Panellist Iyad Malas, partner at private equity firm Gateway Partners, said stability had been an important ingredient in the UAE success story. Dubai and Singapore based Gateway Partners connects private capital to investment opportunities across Africa, Middle East, South Asia and South East Asia.
"At the end of the day, the ownership has to be completely transparent and bulletproof,” he said. “This is an important factor in terms of attracting foreign investment. We haven't seen the benefit of global funds looking for opportunities in the UAE yet, but this recent relaxation of the rules is going to be an important factor as people begin to wake up to the opportunities here.”
The panel was completed by Omnia Kelig (EMBADJ2019). Kelig is Chairwoman and Managing Director of Naeem Financial Investments – a member of Naeem Holding Group, it sources private equity opportunities in the UAE and Egypt.
“The UAE is ranked 11th out of 190 countries by the World Bank for ease of doing business,” she said. “All the other GCC council members are lined up far below. When it comes to investment you know the right protections are in place and you know how to exit.
"However, there is a need for collaboration across countries to facilitate transaction execution."
"This recent relaxation of the rules is going to be an important factor as people begin to wake up to the opportunities here."
Malas concurred: "Legally it’s clear but the market liquidity isn’t there. And that's really the under development of local capital markets. If you look over the past 10 to 15 years, there's not been too many very successful exits through the capital markets.”
Malas said there was a case for greater regional cooperation: “We really think about this being one region, we need to have all the liquidity and that is something governments on a regional basis can do, which would be helpful for the development of any company.”
Professor Vasvari also put it to the panel that it was difficult for foreign private equity firms to compete with local companies backed by family wealth in the UAE.
Malas said there is a generational shift taking place from making private investments towards an innovation and entrepreneurship culture in which foreign investment could play an important role in supporting new ventures.

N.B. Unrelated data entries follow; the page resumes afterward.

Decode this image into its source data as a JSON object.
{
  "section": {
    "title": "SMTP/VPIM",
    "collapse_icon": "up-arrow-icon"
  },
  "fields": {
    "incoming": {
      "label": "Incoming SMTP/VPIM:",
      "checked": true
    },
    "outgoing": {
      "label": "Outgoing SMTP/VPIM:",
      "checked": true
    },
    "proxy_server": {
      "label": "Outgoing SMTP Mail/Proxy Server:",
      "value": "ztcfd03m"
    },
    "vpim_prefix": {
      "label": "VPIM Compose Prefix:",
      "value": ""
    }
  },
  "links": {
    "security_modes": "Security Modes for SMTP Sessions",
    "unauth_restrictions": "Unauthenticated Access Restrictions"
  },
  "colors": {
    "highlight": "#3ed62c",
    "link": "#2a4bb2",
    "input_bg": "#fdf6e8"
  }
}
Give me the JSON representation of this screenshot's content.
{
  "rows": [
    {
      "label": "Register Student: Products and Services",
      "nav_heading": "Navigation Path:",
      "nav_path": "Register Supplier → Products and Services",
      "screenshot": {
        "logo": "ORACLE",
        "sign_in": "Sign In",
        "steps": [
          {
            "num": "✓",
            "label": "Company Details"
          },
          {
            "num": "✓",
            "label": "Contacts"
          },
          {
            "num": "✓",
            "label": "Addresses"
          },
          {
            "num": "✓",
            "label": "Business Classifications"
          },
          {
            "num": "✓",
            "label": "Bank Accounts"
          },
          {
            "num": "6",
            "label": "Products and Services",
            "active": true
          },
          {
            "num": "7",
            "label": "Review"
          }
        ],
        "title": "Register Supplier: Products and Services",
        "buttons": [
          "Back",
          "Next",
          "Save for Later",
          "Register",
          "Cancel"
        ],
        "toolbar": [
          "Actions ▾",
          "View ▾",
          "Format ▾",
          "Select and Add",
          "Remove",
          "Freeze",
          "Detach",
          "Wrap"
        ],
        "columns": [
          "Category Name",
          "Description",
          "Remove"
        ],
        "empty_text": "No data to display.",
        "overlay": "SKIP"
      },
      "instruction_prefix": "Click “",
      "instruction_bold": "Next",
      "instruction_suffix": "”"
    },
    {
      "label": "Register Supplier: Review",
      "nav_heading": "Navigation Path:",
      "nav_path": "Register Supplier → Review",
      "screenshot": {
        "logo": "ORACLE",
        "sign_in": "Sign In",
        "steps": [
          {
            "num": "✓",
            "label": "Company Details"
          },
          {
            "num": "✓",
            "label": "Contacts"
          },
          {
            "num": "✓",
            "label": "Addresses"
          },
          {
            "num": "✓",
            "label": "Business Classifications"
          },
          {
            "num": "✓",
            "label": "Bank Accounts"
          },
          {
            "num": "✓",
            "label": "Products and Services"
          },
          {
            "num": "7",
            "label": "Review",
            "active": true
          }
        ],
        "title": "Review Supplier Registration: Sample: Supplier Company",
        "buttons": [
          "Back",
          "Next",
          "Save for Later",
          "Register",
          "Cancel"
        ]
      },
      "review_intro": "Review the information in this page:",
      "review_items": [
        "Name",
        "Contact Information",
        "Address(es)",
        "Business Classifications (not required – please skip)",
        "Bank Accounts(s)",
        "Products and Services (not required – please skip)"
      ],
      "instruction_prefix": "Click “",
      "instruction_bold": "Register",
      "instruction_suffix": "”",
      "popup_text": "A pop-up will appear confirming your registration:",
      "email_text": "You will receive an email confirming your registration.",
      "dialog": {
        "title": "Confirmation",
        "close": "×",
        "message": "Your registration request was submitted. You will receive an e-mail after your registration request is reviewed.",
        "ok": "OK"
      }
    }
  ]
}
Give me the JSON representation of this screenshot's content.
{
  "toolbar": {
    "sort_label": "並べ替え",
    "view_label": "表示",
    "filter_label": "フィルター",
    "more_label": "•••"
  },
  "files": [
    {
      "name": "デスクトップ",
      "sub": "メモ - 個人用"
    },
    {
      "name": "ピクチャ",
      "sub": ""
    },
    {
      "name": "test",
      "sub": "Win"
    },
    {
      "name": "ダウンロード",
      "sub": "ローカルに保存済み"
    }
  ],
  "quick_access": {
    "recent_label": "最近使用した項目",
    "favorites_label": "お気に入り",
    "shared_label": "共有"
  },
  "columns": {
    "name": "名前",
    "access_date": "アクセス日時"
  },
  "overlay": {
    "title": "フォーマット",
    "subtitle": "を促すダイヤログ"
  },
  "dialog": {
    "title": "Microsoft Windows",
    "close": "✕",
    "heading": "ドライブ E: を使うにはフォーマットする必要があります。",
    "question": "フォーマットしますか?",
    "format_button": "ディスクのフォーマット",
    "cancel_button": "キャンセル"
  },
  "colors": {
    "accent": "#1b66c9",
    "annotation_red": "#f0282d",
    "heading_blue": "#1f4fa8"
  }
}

"The main challenge is deal origination," said Kelig. "I see that the global private equity funds coming into the region are sitting on lots of dry powder. And with the sovereign funds and family offices active in the same industry as well, there will be too much money chasing too few good assets. This is why we need rational regional expansion."
Sheikh Maktoum advised investors to look for UAE firms with a global focus and scale to truly succeed. He hopes regional connections and growth, led by the UAE, would help the region’s companies, backed by foreign investment, emerge onto a world stage.